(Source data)
<<<<

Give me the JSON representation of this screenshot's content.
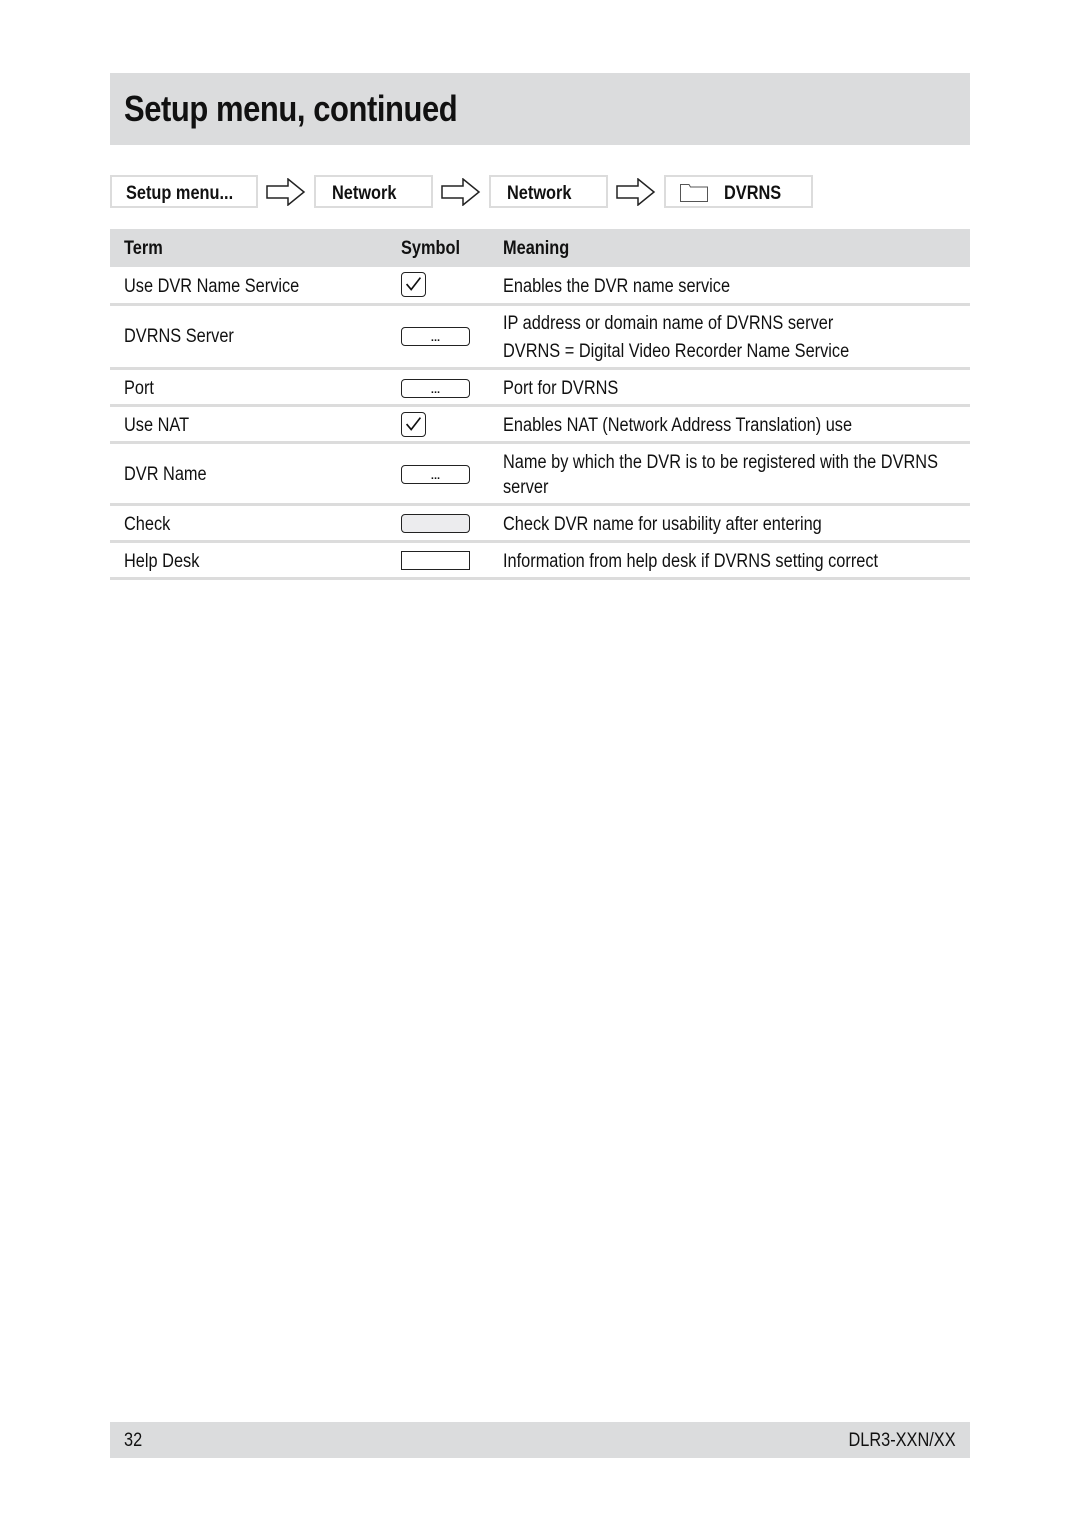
{
  "page": {
    "title": "Setup menu, continued"
  },
  "breadcrumb": {
    "items": [
      {
        "label": "Setup menu..."
      },
      {
        "label": "Network"
      },
      {
        "label": "Network"
      },
      {
        "label": "DVRNS",
        "icon": "folder-icon"
      }
    ],
    "separator_icon": "arrow-right-icon"
  },
  "table": {
    "headers": {
      "term": "Term",
      "symbol": "Symbol",
      "meaning": "Meaning"
    },
    "rows": [
      {
        "term": "Use DVR Name Service",
        "symbol": "checkbox-checked",
        "meaning": [
          "Enables the DVR name service"
        ]
      },
      {
        "term": "DVRNS Server",
        "symbol": "input-field",
        "symbol_text": "...",
        "meaning": [
          "IP address or domain name of DVRNS server",
          "DVRNS = Digital Video Recorder Name Service"
        ]
      },
      {
        "term": "Port",
        "symbol": "input-field",
        "symbol_text": "...",
        "meaning": [
          "Port for DVRNS"
        ]
      },
      {
        "term": "Use NAT",
        "symbol": "checkbox-checked",
        "meaning": [
          "Enables NAT (Network Address Translation) use"
        ]
      },
      {
        "term": "DVR Name",
        "symbol": "input-field",
        "symbol_text": "...",
        "meaning": [
          "Name by which the DVR is to be registered with the DVRNS",
          "server"
        ]
      },
      {
        "term": "Check",
        "symbol": "button",
        "meaning": [
          "Check DVR name for usability after entering"
        ]
      },
      {
        "term": "Help Desk",
        "symbol": "display-field",
        "meaning": [
          "Information from help desk if DVRNS setting correct"
        ]
      }
    ]
  },
  "footer": {
    "page_number": "32",
    "model": "DLR3-XXN/XX"
  }
}
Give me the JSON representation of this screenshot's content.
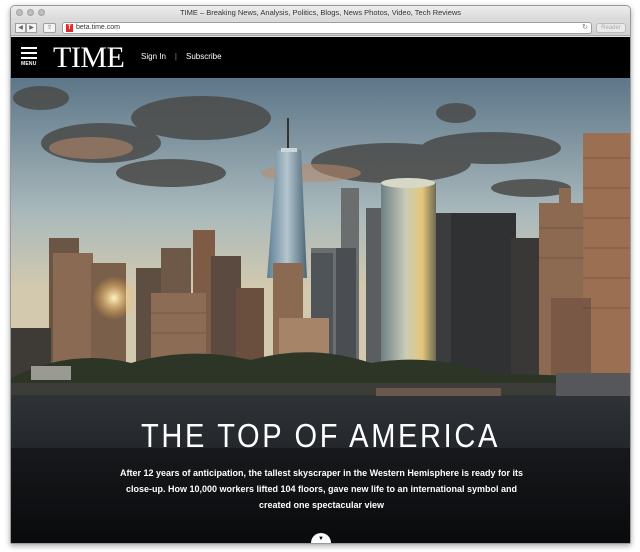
{
  "browser": {
    "window_title": "TIME – Breaking News, Analysis, Politics, Blogs, News Photos, Video, Tech Reviews",
    "url": "beta.time.com",
    "favicon_letter": "T",
    "reader_label": "Reader",
    "back_glyph": "◀",
    "forward_glyph": "▶",
    "share_glyph": "⇧",
    "reload_glyph": "↻"
  },
  "header": {
    "menu_label": "MENU",
    "logo": "TIME",
    "sign_in": "Sign In",
    "separator": "|",
    "subscribe": "Subscribe"
  },
  "hero": {
    "headline": "THE TOP OF AMERICA",
    "summary": "After 12 years of anticipation, the tallest skyscraper in the Western Hemisphere is ready for its close-up. How 10,000 workers lifted 104 floors, gave new life to an international symbol and created one spectacular view",
    "scroll_glyph": "▼"
  },
  "colors": {
    "header_bg": "#000000",
    "sky_top": "#5d7689",
    "water": "#1c2228"
  }
}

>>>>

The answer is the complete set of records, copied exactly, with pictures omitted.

__ANSWER BOX__:
Give me the JSON representation of this screenshot's content.
{
  "page": {
    "title": "Setup menu, continued"
  },
  "breadcrumb": {
    "items": [
      {
        "label": "Setup menu..."
      },
      {
        "label": "Network"
      },
      {
        "label": "Network"
      },
      {
        "label": "DVRNS",
        "icon": "folder-icon"
      }
    ],
    "separator_icon": "arrow-right-icon"
  },
  "table": {
    "headers": {
      "term": "Term",
      "symbol": "Symbol",
      "meaning": "Meaning"
    },
    "rows": [
      {
        "term": "Use DVR Name Service",
        "symbol": "checkbox-checked",
        "meaning": [
          "Enables the DVR name service"
        ]
      },
      {
        "term": "DVRNS Server",
        "symbol": "input-field",
        "symbol_text": "...",
        "meaning": [
          "IP address or domain name of DVRNS server",
          "DVRNS = Digital Video Recorder Name Service"
        ]
      },
      {
        "term": "Port",
        "symbol": "input-field",
        "symbol_text": "...",
        "meaning": [
          "Port for DVRNS"
        ]
      },
      {
        "term": "Use NAT",
        "symbol": "checkbox-checked",
        "meaning": [
          "Enables NAT (Network Address Translation) use"
        ]
      },
      {
        "term": "DVR Name",
        "symbol": "input-field",
        "symbol_text": "...",
        "meaning": [
          "Name by which the DVR is to be registered with the DVRNS",
          "server"
        ]
      },
      {
        "term": "Check",
        "symbol": "button",
        "meaning": [
          "Check DVR name for usability after entering"
        ]
      },
      {
        "term": "Help Desk",
        "symbol": "display-field",
        "meaning": [
          "Information from help desk if DVRNS setting correct"
        ]
      }
    ]
  },
  "footer": {
    "page_number": "32",
    "model": "DLR3-XXN/XX"
  }
}
Give me the JSON representation of this screenshot's content.
{
  "browser": {
    "window_title": "TIME – Breaking News, Analysis, Politics, Blogs, News Photos, Video, Tech Reviews",
    "url": "beta.time.com",
    "favicon_letter": "T",
    "reader_label": "Reader",
    "back_glyph": "◀",
    "forward_glyph": "▶",
    "share_glyph": "⇧",
    "reload_glyph": "↻"
  },
  "header": {
    "menu_label": "MENU",
    "logo": "TIME",
    "sign_in": "Sign In",
    "separator": "|",
    "subscribe": "Subscribe"
  },
  "hero": {
    "headline": "THE TOP OF AMERICA",
    "summary": "After 12 years of anticipation, the tallest skyscraper in the Western Hemisphere is ready for its close-up. How 10,000 workers lifted 104 floors, gave new life to an international symbol and created one spectacular view",
    "scroll_glyph": "▼"
  },
  "colors": {
    "header_bg": "#000000",
    "sky_top": "#5d7689",
    "water": "#1c2228"
  }
}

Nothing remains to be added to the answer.